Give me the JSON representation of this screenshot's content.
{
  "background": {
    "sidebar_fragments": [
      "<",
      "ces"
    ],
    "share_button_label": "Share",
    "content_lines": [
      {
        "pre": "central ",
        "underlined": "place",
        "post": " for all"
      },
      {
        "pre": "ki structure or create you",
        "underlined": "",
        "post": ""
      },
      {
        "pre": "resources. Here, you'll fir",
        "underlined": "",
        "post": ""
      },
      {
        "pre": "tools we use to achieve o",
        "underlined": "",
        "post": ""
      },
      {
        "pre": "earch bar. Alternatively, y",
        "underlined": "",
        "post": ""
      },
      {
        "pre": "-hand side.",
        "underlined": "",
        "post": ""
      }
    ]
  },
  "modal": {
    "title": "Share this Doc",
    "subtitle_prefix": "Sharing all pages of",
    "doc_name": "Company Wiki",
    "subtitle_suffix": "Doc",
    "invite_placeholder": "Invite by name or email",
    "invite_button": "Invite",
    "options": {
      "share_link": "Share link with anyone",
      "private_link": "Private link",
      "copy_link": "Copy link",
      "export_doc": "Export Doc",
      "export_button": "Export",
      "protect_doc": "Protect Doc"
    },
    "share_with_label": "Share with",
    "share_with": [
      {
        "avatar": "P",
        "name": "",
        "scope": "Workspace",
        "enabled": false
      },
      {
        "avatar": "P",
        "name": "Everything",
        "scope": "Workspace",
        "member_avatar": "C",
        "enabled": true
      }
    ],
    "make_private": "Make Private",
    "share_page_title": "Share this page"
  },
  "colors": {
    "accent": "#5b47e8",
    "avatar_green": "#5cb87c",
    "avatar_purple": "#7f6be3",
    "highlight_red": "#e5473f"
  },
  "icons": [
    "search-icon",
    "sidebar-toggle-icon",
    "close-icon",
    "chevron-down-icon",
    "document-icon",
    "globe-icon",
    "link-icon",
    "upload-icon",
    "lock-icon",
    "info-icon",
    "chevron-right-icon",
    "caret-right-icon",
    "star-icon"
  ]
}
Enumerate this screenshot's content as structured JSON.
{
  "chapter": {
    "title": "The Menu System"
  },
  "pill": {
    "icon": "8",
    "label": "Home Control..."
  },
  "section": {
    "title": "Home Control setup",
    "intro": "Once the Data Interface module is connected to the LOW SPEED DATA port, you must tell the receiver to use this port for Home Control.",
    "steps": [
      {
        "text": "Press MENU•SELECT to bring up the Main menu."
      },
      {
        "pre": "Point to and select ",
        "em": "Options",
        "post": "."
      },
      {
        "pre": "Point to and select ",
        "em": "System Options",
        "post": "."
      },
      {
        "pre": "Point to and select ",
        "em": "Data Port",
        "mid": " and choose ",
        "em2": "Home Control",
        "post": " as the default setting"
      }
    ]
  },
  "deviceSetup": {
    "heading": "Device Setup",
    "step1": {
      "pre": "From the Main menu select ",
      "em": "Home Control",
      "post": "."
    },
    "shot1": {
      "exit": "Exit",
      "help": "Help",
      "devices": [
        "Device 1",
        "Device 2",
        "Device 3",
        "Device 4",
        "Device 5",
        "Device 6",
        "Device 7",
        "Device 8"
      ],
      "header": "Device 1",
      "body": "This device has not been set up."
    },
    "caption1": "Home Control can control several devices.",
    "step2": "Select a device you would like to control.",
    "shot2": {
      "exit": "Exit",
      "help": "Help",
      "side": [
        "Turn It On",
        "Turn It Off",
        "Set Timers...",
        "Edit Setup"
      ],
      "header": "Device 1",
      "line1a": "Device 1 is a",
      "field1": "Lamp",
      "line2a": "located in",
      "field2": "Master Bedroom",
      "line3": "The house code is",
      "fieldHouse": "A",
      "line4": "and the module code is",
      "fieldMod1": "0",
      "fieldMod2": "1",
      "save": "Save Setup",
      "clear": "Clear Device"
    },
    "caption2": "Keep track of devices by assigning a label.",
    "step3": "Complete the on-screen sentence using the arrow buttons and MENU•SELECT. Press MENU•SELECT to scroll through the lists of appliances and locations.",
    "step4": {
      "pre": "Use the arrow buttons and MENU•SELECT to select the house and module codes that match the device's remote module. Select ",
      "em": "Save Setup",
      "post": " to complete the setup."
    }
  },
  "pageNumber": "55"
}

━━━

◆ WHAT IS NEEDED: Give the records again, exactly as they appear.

◆ SOLUTION FOR THIS PROBLEM:
Give me the JSON representation of this screenshot's content.
{
  "background": {
    "sidebar_fragments": [
      "<",
      "ces"
    ],
    "share_button_label": "Share",
    "content_lines": [
      {
        "pre": "central ",
        "underlined": "place",
        "post": " for all"
      },
      {
        "pre": "ki structure or create you",
        "underlined": "",
        "post": ""
      },
      {
        "pre": "resources. Here, you'll fir",
        "underlined": "",
        "post": ""
      },
      {
        "pre": "tools we use to achieve o",
        "underlined": "",
        "post": ""
      },
      {
        "pre": "earch bar. Alternatively, y",
        "underlined": "",
        "post": ""
      },
      {
        "pre": "-hand side.",
        "underlined": "",
        "post": ""
      }
    ]
  },
  "modal": {
    "title": "Share this Doc",
    "subtitle_prefix": "Sharing all pages of",
    "doc_name": "Company Wiki",
    "subtitle_suffix": "Doc",
    "invite_placeholder": "Invite by name or email",
    "invite_button": "Invite",
    "options": {
      "share_link": "Share link with anyone",
      "private_link": "Private link",
      "copy_link": "Copy link",
      "export_doc": "Export Doc",
      "export_button": "Export",
      "protect_doc": "Protect Doc"
    },
    "share_with_label": "Share with",
    "share_with": [
      {
        "avatar": "P",
        "name": "",
        "scope": "Workspace",
        "enabled": false
      },
      {
        "avatar": "P",
        "name": "Everything",
        "scope": "Workspace",
        "member_avatar": "C",
        "enabled": true
      }
    ],
    "make_private": "Make Private",
    "share_page_title": "Share this page"
  },
  "colors": {
    "accent": "#5b47e8",
    "avatar_green": "#5cb87c",
    "avatar_purple": "#7f6be3",
    "highlight_red": "#e5473f"
  },
  "icons": [
    "search-icon",
    "sidebar-toggle-icon",
    "close-icon",
    "chevron-down-icon",
    "document-icon",
    "globe-icon",
    "link-icon",
    "upload-icon",
    "lock-icon",
    "info-icon",
    "chevron-right-icon",
    "caret-right-icon",
    "star-icon"
  ]
}
Enumerate this screenshot's content as structured JSON.
{
  "chapter": {
    "title": "The Menu System"
  },
  "pill": {
    "icon": "8",
    "label": "Home Control..."
  },
  "section": {
    "title": "Home Control setup",
    "intro": "Once the Data Interface module is connected to the LOW SPEED DATA port, you must tell the receiver to use this port for Home Control.",
    "steps": [
      {
        "text": "Press MENU•SELECT to bring up the Main menu."
      },
      {
        "pre": "Point to and select ",
        "em": "Options",
        "post": "."
      },
      {
        "pre": "Point to and select ",
        "em": "System Options",
        "post": "."
      },
      {
        "pre": "Point to and select ",
        "em": "Data Port",
        "mid": " and choose ",
        "em2": "Home Control",
        "post": " as the default setting"
      }
    ]
  },
  "deviceSetup": {
    "heading": "Device Setup",
    "step1": {
      "pre": "From the Main menu select ",
      "em": "Home Control",
      "post": "."
    },
    "shot1": {
      "exit": "Exit",
      "help": "Help",
      "devices": [
        "Device 1",
        "Device 2",
        "Device 3",
        "Device 4",
        "Device 5",
        "Device 6",
        "Device 7",
        "Device 8"
      ],
      "header": "Device 1",
      "body": "This device has not been set up."
    },
    "caption1": "Home Control can control several devices.",
    "step2": "Select a device you would like to control.",
    "shot2": {
      "exit": "Exit",
      "help": "Help",
      "side": [
        "Turn It On",
        "Turn It Off",
        "Set Timers...",
        "Edit Setup"
      ],
      "header": "Device 1",
      "line1a": "Device 1 is a",
      "field1": "Lamp",
      "line2a": "located in",
      "field2": "Master Bedroom",
      "line3": "The house code is",
      "fieldHouse": "A",
      "line4": "and the module code is",
      "fieldMod1": "0",
      "fieldMod2": "1",
      "save": "Save Setup",
      "clear": "Clear Device"
    },
    "caption2": "Keep track of devices by assigning a label.",
    "step3": "Complete the on-screen sentence using the arrow buttons and MENU•SELECT. Press MENU•SELECT to scroll through the lists of appliances and locations.",
    "step4": {
      "pre": "Use the arrow buttons and MENU•SELECT to select the house and module codes that match the device's remote module. Select ",
      "em": "Save Setup",
      "post": " to complete the setup."
    }
  },
  "pageNumber": "55"
}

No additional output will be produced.